Lennon was producing Harry Nilsson's latest album, Pussy Cats, when Paul and Linda McCartney dropped in after the first night of the sessions, aka "the Jim Keltner Fan Club Hour", at Burbank Studios on 28 March 1974. They were joined by Stevie Wonder, Harry Nilsson, Jesse Ed Davis, May Pang, Bobby Keys and producer Ed Freeman for an impromptu jam session.
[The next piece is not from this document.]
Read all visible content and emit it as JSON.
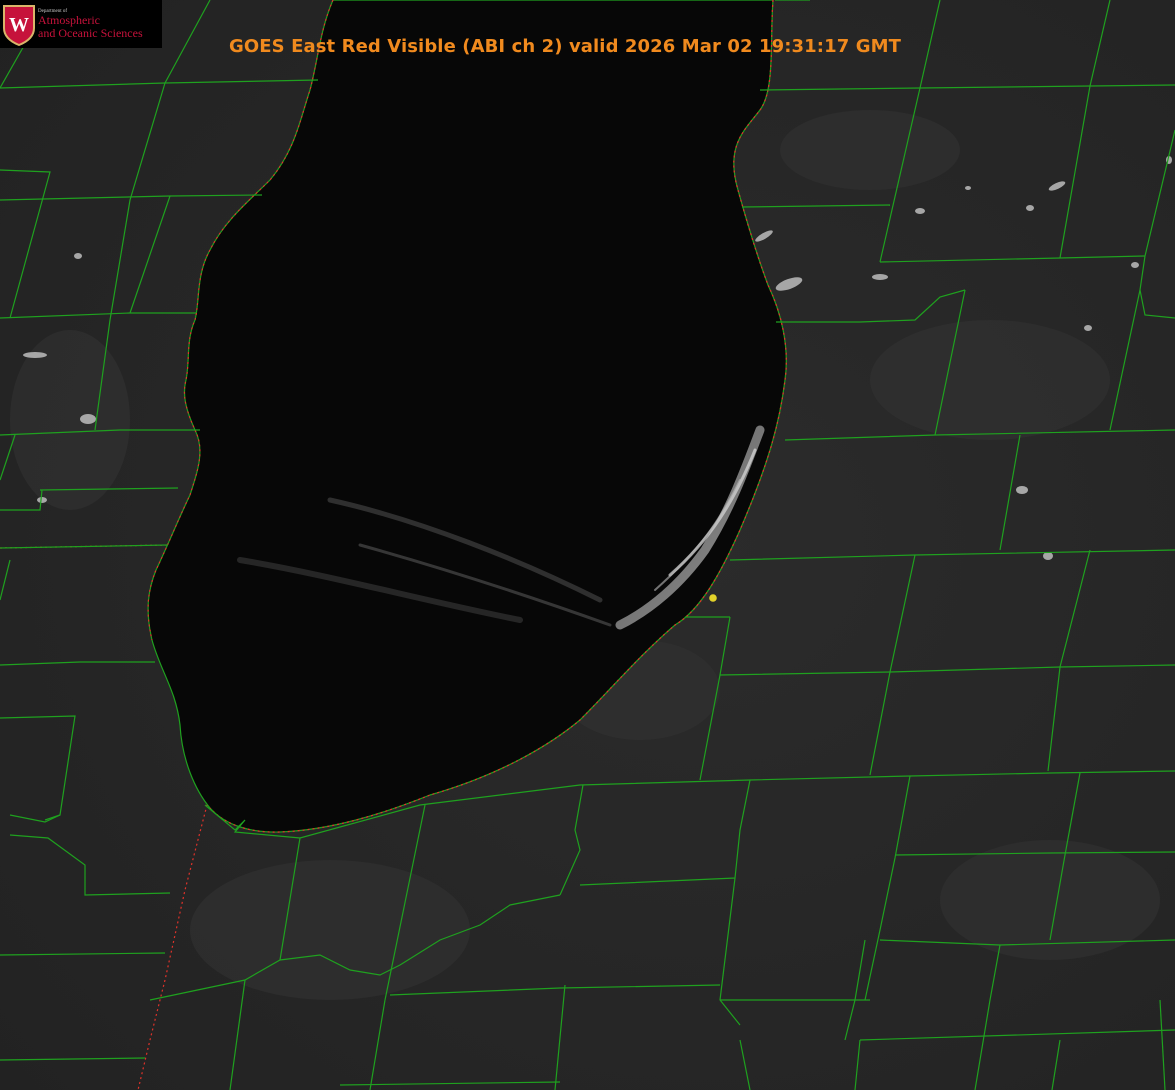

Lennon was in his "lost weekend", separated from Yoko Ono and living in Los Angeles with Pang. Although he and McCartney hadn't seen each other in three years (and lashed out at each other in the press), according to Pang they resumed their friendship as if nothing had happened. The jam session proved not very productive musically. Lennon sounds to be on cocaine and is heard offering Wonder a snort on the first track, and on the fifth, asks someone to give him a snort. This is also the origin of the album name, where John Lennon clearly asks: "You wanna snort, Steve? A toot? It's goin' round". In addition, Lennon seems to be having trouble with his microphone and headphones.
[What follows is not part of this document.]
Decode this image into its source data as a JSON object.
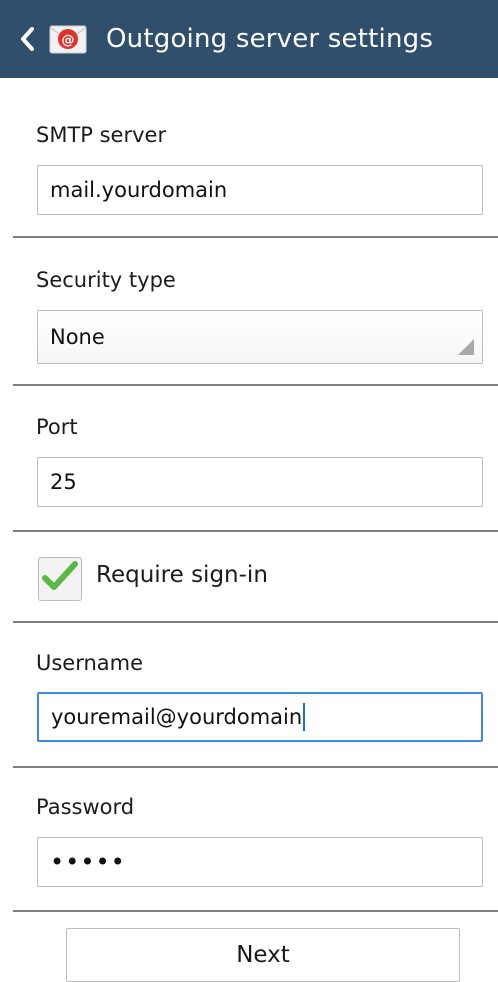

Lennon is on lead vocal and guitar, McCartney sings harmony and plays Starr's drums (prompting Starr to complain, "He always messes up me drums!" at the next day's recording session). Stevie Wonder sings and plays electric piano, Linda McCartney is on organ, Pang plays tambourine, Nilsson provides vocals, Davis is on guitar, Freeman (who was producing Don McLean in the neighboring studio) fills in on bass, and Keys plays saxophone.
The events of this night are intriguing to Beatle fans as it is the only known instance of the former songwriting team playing together between their 1970 formal breakup and Lennon's murder in 1980. Aside from informal, special occasions such as weddings, collaborations of more than two ex-Beatles were rare after the band's bitter 1969-70 split, especially between Lennon and McCartney, whose conflict was the most pronounced and long-lived of all the post-split infighting.